* [Dataset excerpts]:
——————
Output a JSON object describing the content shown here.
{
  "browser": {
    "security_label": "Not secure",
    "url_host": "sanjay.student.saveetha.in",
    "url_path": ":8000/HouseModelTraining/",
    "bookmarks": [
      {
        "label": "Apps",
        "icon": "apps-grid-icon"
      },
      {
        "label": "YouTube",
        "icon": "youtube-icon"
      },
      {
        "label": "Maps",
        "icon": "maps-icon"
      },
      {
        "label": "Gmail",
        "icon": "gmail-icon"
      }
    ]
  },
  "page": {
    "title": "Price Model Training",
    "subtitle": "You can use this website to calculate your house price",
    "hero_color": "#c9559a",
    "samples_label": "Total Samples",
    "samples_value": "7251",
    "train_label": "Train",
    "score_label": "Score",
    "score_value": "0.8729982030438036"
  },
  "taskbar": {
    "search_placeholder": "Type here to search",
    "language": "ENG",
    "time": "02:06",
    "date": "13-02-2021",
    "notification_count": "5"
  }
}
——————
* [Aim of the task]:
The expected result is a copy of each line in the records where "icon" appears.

* [Answer section]:
        "icon": "apps-grid-icon"
        "icon": "youtube-icon"
        "icon": "maps-icon"
        "icon": "gmail-icon"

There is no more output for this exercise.